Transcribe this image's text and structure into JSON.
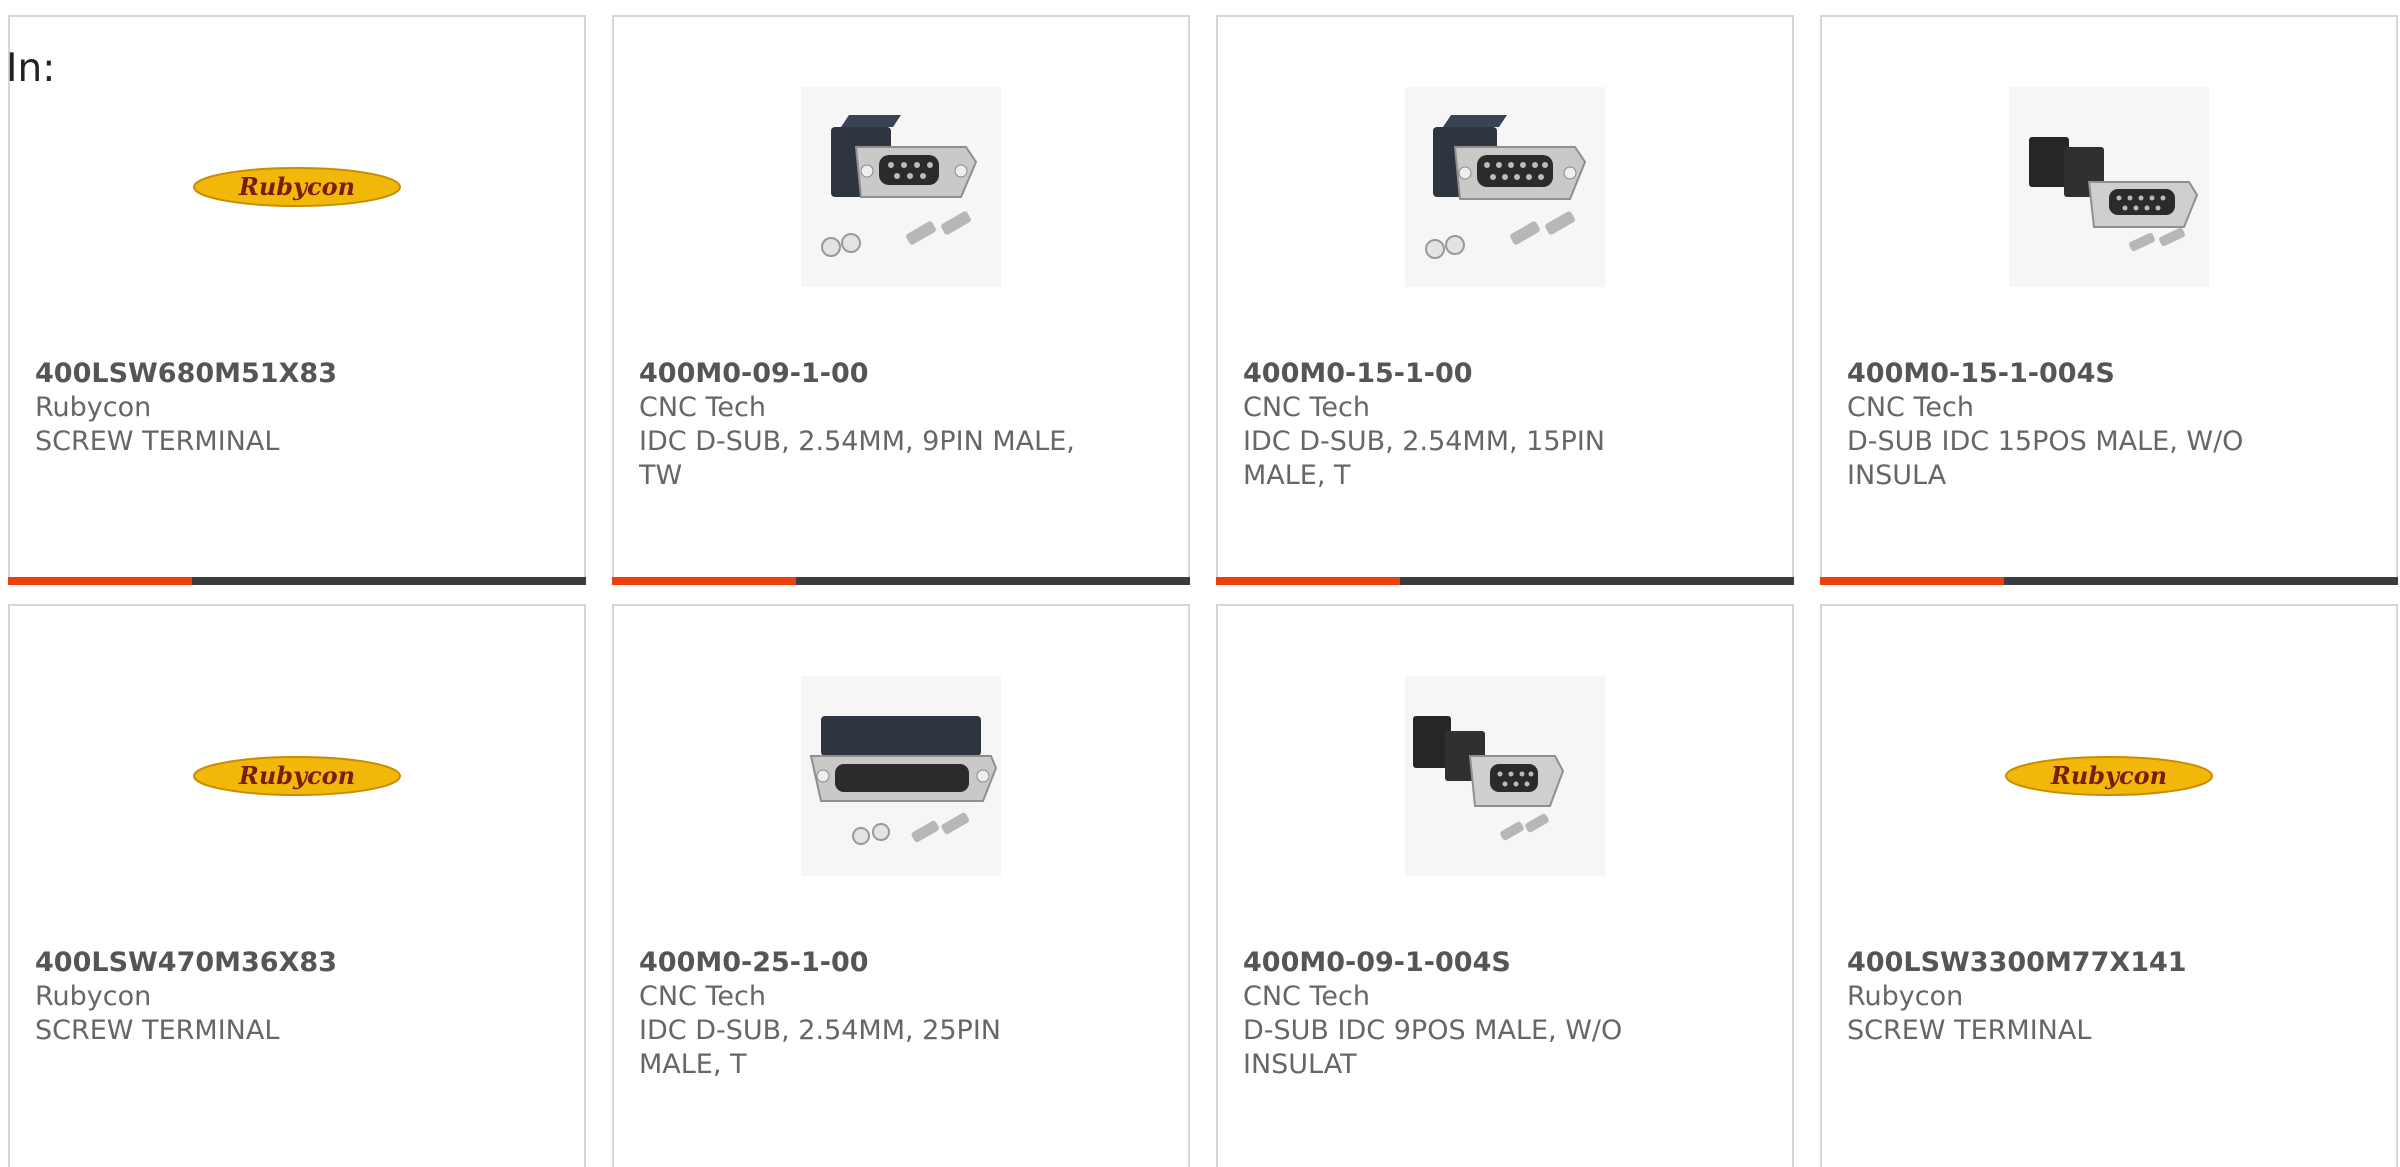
{
  "header": {
    "label": "In:"
  },
  "cards": [
    {
      "part": "400LSW680M51X83",
      "maker": "Rubycon",
      "desc": "SCREW TERMINAL",
      "image": "rubycon-logo"
    },
    {
      "part": "400M0-09-1-00",
      "maker": "CNC Tech",
      "desc": "IDC D-SUB, 2.54MM, 9PIN MALE, TW",
      "image": "dsub-9-connector-with-hardware"
    },
    {
      "part": "400M0-15-1-00",
      "maker": "CNC Tech",
      "desc": "IDC D-SUB, 2.54MM, 15PIN MALE, T",
      "image": "dsub-15-connector-with-hardware"
    },
    {
      "part": "400M0-15-1-004S",
      "maker": "CNC Tech",
      "desc": "D-SUB IDC 15POS MALE, W/O INSULA",
      "image": "dsub-15-connector-kit"
    },
    {
      "part": "400LSW470M36X83",
      "maker": "Rubycon",
      "desc": "SCREW TERMINAL",
      "image": "rubycon-logo"
    },
    {
      "part": "400M0-25-1-00",
      "maker": "CNC Tech",
      "desc": "IDC D-SUB, 2.54MM, 25PIN MALE, T",
      "image": "dsub-25-connector-with-hardware"
    },
    {
      "part": "400M0-09-1-004S",
      "maker": "CNC Tech",
      "desc": "D-SUB IDC 9POS MALE, W/O INSULAT",
      "image": "dsub-9-connector-kit"
    },
    {
      "part": "400LSW3300M77X141",
      "maker": "Rubycon",
      "desc": "SCREW TERMINAL",
      "image": "rubycon-logo"
    }
  ],
  "logo": {
    "text": "Rubycon"
  },
  "colors": {
    "accent": "#e9410f",
    "bar": "#3c3c3c",
    "logo_fill": "#f1b80a",
    "logo_text": "#7a1c10"
  }
}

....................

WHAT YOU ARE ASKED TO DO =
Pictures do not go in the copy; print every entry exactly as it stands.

YOUR RESPONSE =
Transcribe this image's text and structure into JSON.
{
  "header": {
    "label": "In:"
  },
  "cards": [
    {
      "part": "400LSW680M51X83",
      "maker": "Rubycon",
      "desc": "SCREW TERMINAL",
      "image": "rubycon-logo"
    },
    {
      "part": "400M0-09-1-00",
      "maker": "CNC Tech",
      "desc": "IDC D-SUB, 2.54MM, 9PIN MALE, TW",
      "image": "dsub-9-connector-with-hardware"
    },
    {
      "part": "400M0-15-1-00",
      "maker": "CNC Tech",
      "desc": "IDC D-SUB, 2.54MM, 15PIN MALE, T",
      "image": "dsub-15-connector-with-hardware"
    },
    {
      "part": "400M0-15-1-004S",
      "maker": "CNC Tech",
      "desc": "D-SUB IDC 15POS MALE, W/O INSULA",
      "image": "dsub-15-connector-kit"
    },
    {
      "part": "400LSW470M36X83",
      "maker": "Rubycon",
      "desc": "SCREW TERMINAL",
      "image": "rubycon-logo"
    },
    {
      "part": "400M0-25-1-00",
      "maker": "CNC Tech",
      "desc": "IDC D-SUB, 2.54MM, 25PIN MALE, T",
      "image": "dsub-25-connector-with-hardware"
    },
    {
      "part": "400M0-09-1-004S",
      "maker": "CNC Tech",
      "desc": "D-SUB IDC 9POS MALE, W/O INSULAT",
      "image": "dsub-9-connector-kit"
    },
    {
      "part": "400LSW3300M77X141",
      "maker": "Rubycon",
      "desc": "SCREW TERMINAL",
      "image": "rubycon-logo"
    }
  ],
  "logo": {
    "text": "Rubycon"
  },
  "colors": {
    "accent": "#e9410f",
    "bar": "#3c3c3c",
    "logo_fill": "#f1b80a",
    "logo_text": "#7a1c10"
  }
}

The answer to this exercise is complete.